Permian Basin and its Gondwanan Sediments in Central Xizang (Tibet) and Himalayas
pp. 123-146, 3 plates, in English
Permian sedimentary rocks in the both central Tibet (Lhasa Block) and Northern Himalayas (northern margin of the Indian Plate) bear a Gondwanana flora and fauna and display similar sedimentary features. These indicate that there was no large biogeographic barrier or sea-way separating the Lhasa Block from the Himalayas and both of them were integral parts of the Gondwanan supercontinent during the Permian period. Permian deposits in the study area formed in an epi-continental of cratonic basin, which was open to the Paleo-Tethys in the north. In the Tibetan Himalayas, the Permian deposits are dominated by siliciclastics in the south and skeletal limestones in the north, representing barrier-lagoon systems and carbonate platforms with reefs respectively. A mega-cycle of transgression-regression has been recognized and interpreted to be a result of eustasy. In the Lhasa Block, the Permian is characterized by alternating chert-banded and skeletal carbonates, representing repeated progradation of carbonate platforms from offshore lower energy to shoal and reef higher energy settings. A thick coarse clastic wedge (up to 4000 m thick) occurs in the Lower Permian of Pomi, northern margin of the Lhasa block. It may represent an intracontinental rift, which probably marks the separation of the Qiangtang Block from the Gondwanaland. A sedimentary gap between Permian and Triassic in most areas and a paleo-karst surface filled with Triassic shale in the uppermost Permian at Kangmar indicate that the latest Permian was an uplifting period.

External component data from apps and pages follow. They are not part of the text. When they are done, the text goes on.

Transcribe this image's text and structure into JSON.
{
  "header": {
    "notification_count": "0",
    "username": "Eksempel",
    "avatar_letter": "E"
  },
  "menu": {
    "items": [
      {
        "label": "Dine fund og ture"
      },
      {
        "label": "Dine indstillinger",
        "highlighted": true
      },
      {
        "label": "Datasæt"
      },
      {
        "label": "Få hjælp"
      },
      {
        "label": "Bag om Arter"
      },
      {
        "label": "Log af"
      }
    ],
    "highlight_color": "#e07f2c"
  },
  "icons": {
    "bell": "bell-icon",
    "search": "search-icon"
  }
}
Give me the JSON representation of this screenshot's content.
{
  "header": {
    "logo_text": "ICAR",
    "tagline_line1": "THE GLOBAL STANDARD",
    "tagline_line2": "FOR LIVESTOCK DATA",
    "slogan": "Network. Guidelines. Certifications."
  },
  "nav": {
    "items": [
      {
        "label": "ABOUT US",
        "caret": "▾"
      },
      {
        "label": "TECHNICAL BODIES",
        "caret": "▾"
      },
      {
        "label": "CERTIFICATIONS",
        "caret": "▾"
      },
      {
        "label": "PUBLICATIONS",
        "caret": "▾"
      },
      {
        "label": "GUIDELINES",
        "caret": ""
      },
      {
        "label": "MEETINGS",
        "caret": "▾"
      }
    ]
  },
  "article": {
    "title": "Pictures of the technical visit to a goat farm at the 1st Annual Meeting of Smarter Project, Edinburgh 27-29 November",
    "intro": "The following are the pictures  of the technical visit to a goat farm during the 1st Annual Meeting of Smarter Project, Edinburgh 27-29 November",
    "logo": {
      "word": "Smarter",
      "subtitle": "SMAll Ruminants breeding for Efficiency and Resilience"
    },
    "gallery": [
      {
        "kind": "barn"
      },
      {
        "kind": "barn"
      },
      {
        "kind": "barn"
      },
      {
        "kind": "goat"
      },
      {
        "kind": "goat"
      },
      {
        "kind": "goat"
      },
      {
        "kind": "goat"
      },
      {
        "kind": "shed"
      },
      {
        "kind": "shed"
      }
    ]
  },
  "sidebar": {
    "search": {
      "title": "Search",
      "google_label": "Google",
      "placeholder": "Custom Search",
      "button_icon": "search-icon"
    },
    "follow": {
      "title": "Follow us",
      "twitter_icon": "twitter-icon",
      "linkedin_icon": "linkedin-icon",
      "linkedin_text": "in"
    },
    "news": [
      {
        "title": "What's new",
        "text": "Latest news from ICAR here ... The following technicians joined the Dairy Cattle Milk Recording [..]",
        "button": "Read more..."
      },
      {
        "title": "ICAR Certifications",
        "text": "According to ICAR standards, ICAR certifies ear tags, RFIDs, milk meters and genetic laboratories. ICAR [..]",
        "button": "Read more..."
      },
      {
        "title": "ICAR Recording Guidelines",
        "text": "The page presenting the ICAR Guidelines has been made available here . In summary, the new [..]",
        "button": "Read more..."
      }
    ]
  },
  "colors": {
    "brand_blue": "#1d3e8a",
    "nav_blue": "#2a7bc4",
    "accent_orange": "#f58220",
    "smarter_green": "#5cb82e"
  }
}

It may represent a pre-rifting stage of the following Triassic rifting, in which Neo-Tethys began to open.
Keywords: Permian, Gondwana, Tibet, Himalayas